One of my pilgrimage destinations In India this fall was to Vasudhara Falls, a 400 foot waterfall feeding the Alaknanda River above Badrinath, in Uttarakhand, India. The Alaknanda and the Bhagirathi rivers are source streams of the Ganges. After seeing countless tall waterfalls along the way to Badrinath, it’s easy to understand how Ganges water is so unique and healing—imagine all the minerals and oxygen.


Badrinath is like Mecca for Hindus—hundreds of thousands of people flock to the town from May to October. When snow arrives, the entire town departs, even the cows and the contents of the main shrine. Visiting this holy place is an immersion in devotion and shakti, or energy. That’s another story….back to the falls.

The falls and water are also considered sacred. Dhara translates as a path of the river and Vasu refers to Lord Vishnu, so the waterfall is the path of Lord Vishnu. The long, oxygenating drop and high elevation ensures purity—I figure it’s the best water I’ll ever drink.

There’s no way a human could sit under that waterfall, and I suspect people have tried. What does sit under that water is one enormous boulder. The sound of water continuously hitting that boulder is what you hear…all day, and all night if you’re camped just downstream.

The boulder could be a glacier erratic, or dropped from above, or maybe the water split it from the cliff. I was wishing for a geologist.

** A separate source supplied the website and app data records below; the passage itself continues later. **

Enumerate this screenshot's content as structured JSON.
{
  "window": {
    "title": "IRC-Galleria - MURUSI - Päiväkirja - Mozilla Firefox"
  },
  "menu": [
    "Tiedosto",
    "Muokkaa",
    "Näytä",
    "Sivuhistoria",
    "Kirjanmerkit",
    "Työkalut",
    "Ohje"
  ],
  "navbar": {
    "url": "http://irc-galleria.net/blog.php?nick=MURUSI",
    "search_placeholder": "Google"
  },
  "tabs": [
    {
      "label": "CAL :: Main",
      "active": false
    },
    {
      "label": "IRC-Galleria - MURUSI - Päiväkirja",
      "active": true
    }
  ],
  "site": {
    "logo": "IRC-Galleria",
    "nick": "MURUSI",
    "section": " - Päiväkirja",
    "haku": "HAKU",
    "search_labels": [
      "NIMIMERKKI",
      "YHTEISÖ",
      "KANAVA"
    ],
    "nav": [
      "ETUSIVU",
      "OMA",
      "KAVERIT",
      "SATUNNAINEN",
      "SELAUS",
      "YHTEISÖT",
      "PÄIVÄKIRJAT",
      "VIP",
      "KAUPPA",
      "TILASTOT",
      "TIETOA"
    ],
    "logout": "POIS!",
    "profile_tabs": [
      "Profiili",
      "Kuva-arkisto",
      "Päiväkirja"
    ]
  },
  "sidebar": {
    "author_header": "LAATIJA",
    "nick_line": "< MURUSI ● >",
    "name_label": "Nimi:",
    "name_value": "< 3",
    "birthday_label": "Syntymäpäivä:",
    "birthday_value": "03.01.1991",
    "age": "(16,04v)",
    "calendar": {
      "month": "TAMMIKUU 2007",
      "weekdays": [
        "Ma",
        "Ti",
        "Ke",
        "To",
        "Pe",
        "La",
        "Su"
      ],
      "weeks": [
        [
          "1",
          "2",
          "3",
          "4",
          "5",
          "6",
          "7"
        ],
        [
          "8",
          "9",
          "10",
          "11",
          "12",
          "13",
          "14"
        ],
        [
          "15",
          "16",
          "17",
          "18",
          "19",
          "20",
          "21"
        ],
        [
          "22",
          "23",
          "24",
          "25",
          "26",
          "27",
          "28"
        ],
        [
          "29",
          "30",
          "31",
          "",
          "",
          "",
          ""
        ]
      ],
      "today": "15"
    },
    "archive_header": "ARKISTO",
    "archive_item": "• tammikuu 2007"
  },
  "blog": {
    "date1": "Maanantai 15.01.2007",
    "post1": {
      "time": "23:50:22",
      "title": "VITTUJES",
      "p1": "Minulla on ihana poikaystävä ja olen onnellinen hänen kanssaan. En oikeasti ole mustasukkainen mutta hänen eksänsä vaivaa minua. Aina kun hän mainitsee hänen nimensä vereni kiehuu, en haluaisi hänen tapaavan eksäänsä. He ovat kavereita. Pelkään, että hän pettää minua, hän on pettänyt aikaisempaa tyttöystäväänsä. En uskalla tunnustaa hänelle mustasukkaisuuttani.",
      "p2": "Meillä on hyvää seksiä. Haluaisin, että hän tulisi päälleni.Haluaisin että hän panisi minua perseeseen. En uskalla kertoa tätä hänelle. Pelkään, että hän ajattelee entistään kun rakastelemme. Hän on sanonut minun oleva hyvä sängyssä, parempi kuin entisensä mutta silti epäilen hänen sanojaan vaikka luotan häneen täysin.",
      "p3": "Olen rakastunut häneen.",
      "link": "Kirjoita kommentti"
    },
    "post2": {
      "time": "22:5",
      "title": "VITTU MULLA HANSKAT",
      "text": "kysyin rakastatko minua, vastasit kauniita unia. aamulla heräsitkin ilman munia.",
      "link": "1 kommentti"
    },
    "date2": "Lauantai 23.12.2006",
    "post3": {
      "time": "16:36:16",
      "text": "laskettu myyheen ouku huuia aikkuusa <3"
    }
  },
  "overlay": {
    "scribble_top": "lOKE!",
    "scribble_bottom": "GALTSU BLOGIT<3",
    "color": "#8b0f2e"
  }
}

All I could think about, looking at and listening to that rock, was how it just sits there and does its job—to be pounded by a 400 foot waterfall. It doesn’t try to move, and it doesn’t get broken up. 24 hours a day, year round, for centuries maybe.

Inspiring as it may be, I’m not suggesting we totally be like the rock. I’ve been reading the Bhagavad Gita, the Mandukya Upanishad, and commentaries on both, which are actually longer than the verses of the texts. A key point of both scriptures is to do your job skillfully, selflessly, and cheerfully.

Like the rock doing its job, I’m thinking about how to show up as the best Renée I can muster for any particular day. It seems like I’m always figuring it out, titrating my perspectives, and refining…everything.

Let’s talk about this with each other. There’s considering what skillfully, selflessly, and cheerfully really mean, and even the inquiry of what doing my job means. No wonder the Vedics have entire scriptures on this!